• _EXERCISE DESCRIPTION_:
How many lines of the data hold the word "name"? State the number and nothing else.

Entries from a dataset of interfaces
=== Begin Enclosure ===

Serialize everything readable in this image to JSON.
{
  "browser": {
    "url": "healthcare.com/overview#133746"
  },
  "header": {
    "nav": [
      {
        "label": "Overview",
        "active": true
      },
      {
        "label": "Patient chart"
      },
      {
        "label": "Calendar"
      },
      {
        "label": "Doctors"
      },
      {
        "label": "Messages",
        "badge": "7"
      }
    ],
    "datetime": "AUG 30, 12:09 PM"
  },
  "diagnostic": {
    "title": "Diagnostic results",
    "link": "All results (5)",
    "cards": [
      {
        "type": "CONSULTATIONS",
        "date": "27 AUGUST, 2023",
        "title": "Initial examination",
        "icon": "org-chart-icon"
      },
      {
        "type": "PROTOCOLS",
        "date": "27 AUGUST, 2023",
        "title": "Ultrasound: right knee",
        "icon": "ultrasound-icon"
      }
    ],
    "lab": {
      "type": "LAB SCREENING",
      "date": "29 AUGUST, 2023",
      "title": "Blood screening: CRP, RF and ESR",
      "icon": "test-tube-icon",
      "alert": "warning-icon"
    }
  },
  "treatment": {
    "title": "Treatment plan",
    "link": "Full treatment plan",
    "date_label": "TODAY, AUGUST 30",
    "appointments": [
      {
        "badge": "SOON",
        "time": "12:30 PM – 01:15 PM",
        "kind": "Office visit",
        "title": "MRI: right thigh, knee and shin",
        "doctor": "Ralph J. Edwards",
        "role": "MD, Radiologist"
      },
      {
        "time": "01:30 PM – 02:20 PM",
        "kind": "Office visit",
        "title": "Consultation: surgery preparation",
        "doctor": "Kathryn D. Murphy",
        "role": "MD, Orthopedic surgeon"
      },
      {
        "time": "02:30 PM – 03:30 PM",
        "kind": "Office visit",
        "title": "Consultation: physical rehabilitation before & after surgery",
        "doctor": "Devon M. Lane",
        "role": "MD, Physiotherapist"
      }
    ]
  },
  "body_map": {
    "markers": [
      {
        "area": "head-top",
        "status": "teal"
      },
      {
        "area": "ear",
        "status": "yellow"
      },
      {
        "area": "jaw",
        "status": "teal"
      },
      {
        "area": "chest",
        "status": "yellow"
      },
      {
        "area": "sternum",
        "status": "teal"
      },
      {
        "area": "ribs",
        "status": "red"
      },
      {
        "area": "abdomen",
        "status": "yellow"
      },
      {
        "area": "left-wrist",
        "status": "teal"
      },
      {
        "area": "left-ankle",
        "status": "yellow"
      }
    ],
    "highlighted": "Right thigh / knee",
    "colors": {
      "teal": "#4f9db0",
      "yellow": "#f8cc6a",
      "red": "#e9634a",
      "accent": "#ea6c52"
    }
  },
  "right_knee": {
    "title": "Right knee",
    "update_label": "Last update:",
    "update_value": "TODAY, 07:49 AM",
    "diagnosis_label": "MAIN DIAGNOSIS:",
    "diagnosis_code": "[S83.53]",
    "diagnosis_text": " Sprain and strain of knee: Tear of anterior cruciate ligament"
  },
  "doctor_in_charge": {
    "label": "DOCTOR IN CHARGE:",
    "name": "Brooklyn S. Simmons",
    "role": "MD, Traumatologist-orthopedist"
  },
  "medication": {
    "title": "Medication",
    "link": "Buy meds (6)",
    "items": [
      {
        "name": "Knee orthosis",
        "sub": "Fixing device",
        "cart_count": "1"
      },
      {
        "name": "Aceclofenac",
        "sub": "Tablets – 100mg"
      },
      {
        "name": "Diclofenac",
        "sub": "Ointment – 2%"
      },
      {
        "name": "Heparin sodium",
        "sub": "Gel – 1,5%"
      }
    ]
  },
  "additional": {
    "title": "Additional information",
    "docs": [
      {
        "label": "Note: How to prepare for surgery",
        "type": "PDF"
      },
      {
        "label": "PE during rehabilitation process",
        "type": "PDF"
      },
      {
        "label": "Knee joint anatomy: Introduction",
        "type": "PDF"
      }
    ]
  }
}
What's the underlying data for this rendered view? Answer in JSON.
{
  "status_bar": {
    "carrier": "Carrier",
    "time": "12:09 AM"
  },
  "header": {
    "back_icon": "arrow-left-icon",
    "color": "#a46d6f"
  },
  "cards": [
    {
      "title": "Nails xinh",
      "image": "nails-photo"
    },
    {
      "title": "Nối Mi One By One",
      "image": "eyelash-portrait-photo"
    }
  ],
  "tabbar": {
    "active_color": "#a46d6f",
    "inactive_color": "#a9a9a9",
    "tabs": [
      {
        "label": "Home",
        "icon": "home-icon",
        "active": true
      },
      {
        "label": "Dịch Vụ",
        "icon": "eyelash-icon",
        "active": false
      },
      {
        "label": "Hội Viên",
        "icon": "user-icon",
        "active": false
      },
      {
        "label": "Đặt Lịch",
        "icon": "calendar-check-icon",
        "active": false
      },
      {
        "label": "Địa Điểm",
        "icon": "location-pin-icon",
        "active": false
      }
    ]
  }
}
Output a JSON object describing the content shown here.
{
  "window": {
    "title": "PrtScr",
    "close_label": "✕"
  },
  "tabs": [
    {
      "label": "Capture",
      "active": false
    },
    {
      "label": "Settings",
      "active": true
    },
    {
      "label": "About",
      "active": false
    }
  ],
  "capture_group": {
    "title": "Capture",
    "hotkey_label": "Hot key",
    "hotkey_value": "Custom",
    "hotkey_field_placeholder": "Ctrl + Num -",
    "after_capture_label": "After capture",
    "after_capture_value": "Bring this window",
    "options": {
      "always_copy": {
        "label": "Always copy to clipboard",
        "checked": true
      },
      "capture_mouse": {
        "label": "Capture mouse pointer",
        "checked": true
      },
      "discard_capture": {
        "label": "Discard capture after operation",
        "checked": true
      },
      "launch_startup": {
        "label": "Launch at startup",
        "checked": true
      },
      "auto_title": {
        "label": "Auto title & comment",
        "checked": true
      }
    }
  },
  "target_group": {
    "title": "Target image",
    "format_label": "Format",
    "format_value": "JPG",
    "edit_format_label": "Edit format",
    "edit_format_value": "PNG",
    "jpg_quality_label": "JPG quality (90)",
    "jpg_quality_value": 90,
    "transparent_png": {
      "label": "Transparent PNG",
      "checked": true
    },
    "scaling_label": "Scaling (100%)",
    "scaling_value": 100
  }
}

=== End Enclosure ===

• _WRITTEN RESPONSE_:
5